Required action: Retype the entries in full, exactly.

Records for the task:
--- START ---
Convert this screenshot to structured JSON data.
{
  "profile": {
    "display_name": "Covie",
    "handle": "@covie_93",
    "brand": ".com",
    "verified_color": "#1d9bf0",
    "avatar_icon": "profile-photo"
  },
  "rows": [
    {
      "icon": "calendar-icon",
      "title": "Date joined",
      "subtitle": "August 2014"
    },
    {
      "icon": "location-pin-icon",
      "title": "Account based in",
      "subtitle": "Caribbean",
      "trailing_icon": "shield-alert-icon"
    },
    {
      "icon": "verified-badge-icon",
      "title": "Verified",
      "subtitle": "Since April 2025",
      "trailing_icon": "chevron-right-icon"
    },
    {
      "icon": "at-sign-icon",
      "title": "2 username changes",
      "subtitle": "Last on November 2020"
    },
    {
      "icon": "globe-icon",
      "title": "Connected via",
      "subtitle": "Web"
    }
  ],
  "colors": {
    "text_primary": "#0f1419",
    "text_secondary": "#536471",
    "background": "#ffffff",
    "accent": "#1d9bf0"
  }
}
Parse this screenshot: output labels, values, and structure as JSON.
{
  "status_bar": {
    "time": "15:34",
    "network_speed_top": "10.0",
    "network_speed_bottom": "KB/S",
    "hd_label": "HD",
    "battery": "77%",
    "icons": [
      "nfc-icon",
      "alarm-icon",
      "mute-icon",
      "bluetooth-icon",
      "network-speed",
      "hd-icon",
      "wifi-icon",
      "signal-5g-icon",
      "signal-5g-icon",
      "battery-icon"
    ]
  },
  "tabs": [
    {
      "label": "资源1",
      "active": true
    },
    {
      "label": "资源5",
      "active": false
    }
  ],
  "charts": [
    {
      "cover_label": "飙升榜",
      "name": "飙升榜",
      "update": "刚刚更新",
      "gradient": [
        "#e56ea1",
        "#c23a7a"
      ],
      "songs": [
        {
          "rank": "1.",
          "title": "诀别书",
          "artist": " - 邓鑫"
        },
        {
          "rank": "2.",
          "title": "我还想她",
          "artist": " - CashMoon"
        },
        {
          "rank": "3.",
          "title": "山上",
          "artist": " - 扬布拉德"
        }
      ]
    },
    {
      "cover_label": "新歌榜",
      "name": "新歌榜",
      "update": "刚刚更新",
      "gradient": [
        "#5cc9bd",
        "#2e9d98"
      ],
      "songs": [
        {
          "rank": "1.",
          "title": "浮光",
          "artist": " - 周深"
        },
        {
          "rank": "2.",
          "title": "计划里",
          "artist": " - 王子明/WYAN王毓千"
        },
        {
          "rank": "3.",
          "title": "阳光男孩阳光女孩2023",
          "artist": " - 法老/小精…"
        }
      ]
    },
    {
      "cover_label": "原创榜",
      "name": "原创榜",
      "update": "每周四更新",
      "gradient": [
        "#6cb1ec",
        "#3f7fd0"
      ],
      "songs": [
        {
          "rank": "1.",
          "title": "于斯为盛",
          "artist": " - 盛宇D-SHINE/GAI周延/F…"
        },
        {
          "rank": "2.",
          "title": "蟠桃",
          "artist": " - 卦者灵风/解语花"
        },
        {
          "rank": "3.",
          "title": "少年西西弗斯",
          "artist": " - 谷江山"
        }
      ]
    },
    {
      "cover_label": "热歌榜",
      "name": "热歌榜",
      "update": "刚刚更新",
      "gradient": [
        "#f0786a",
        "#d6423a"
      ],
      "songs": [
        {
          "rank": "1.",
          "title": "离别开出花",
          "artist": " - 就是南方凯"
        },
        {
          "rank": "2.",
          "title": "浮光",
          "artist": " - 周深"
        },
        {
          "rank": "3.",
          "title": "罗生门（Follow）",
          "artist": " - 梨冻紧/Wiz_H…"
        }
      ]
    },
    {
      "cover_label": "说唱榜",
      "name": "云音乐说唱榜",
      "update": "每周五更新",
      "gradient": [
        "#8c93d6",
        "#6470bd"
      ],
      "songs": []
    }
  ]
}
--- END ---
Expected output:
Convert this screenshot to structured JSON data.
{
  "profile": {
    "display_name": "Covie",
    "handle": "@covie_93",
    "brand": ".com",
    "verified_color": "#1d9bf0",
    "avatar_icon": "profile-photo"
  },
  "rows": [
    {
      "icon": "calendar-icon",
      "title": "Date joined",
      "subtitle": "August 2014"
    },
    {
      "icon": "location-pin-icon",
      "title": "Account based in",
      "subtitle": "Caribbean",
      "trailing_icon": "shield-alert-icon"
    },
    {
      "icon": "verified-badge-icon",
      "title": "Verified",
      "subtitle": "Since April 2025",
      "trailing_icon": "chevron-right-icon"
    },
    {
      "icon": "at-sign-icon",
      "title": "2 username changes",
      "subtitle": "Last on November 2020"
    },
    {
      "icon": "globe-icon",
      "title": "Connected via",
      "subtitle": "Web"
    }
  ],
  "colors": {
    "text_primary": "#0f1419",
    "text_secondary": "#536471",
    "background": "#ffffff",
    "accent": "#1d9bf0"
  }
}
Parse this screenshot: output labels, values, and structure as JSON.
{
  "status_bar": {
    "time": "15:34",
    "network_speed_top": "10.0",
    "network_speed_bottom": "KB/S",
    "hd_label": "HD",
    "battery": "77%",
    "icons": [
      "nfc-icon",
      "alarm-icon",
      "mute-icon",
      "bluetooth-icon",
      "network-speed",
      "hd-icon",
      "wifi-icon",
      "signal-5g-icon",
      "signal-5g-icon",
      "battery-icon"
    ]
  },
  "tabs": [
    {
      "label": "资源1",
      "active": true
    },
    {
      "label": "资源5",
      "active": false
    }
  ],
  "charts": [
    {
      "cover_label": "飙升榜",
      "name": "飙升榜",
      "update": "刚刚更新",
      "gradient": [
        "#e56ea1",
        "#c23a7a"
      ],
      "songs": [
        {
          "rank": "1.",
          "title": "诀别书",
          "artist": " - 邓鑫"
        },
        {
          "rank": "2.",
          "title": "我还想她",
          "artist": " - CashMoon"
        },
        {
          "rank": "3.",
          "title": "山上",
          "artist": " - 扬布拉德"
        }
      ]
    },
    {
      "cover_label": "新歌榜",
      "name": "新歌榜",
      "update": "刚刚更新",
      "gradient": [
        "#5cc9bd",
        "#2e9d98"
      ],
      "songs": [
        {
          "rank": "1.",
          "title": "浮光",
          "artist": " - 周深"
        },
        {
          "rank": "2.",
          "title": "计划里",
          "artist": " - 王子明/WYAN王毓千"
        },
        {
          "rank": "3.",
          "title": "阳光男孩阳光女孩2023",
          "artist": " - 法老/小精…"
        }
      ]
    },
    {
      "cover_label": "原创榜",
      "name": "原创榜",
      "update": "每周四更新",
      "gradient": [
        "#6cb1ec",
        "#3f7fd0"
      ],
      "songs": [
        {
          "rank": "1.",
          "title": "于斯为盛",
          "artist": " - 盛宇D-SHINE/GAI周延/F…"
        },
        {
          "rank": "2.",
          "title": "蟠桃",
          "artist": " - 卦者灵风/解语花"
        },
        {
          "rank": "3.",
          "title": "少年西西弗斯",
          "artist": " - 谷江山"
        }
      ]
    },
    {
      "cover_label": "热歌榜",
      "name": "热歌榜",
      "update": "刚刚更新",
      "gradient": [
        "#f0786a",
        "#d6423a"
      ],
      "songs": [
        {
          "rank": "1.",
          "title": "离别开出花",
          "artist": " - 就是南方凯"
        },
        {
          "rank": "2.",
          "title": "浮光",
          "artist": " - 周深"
        },
        {
          "rank": "3.",
          "title": "罗生门（Follow）",
          "artist": " - 梨冻紧/Wiz_H…"
        }
      ]
    },
    {
      "cover_label": "说唱榜",
      "name": "云音乐说唱榜",
      "update": "每周五更新",
      "gradient": [
        "#8c93d6",
        "#6470bd"
      ],
      "songs": []
    }
  ]
}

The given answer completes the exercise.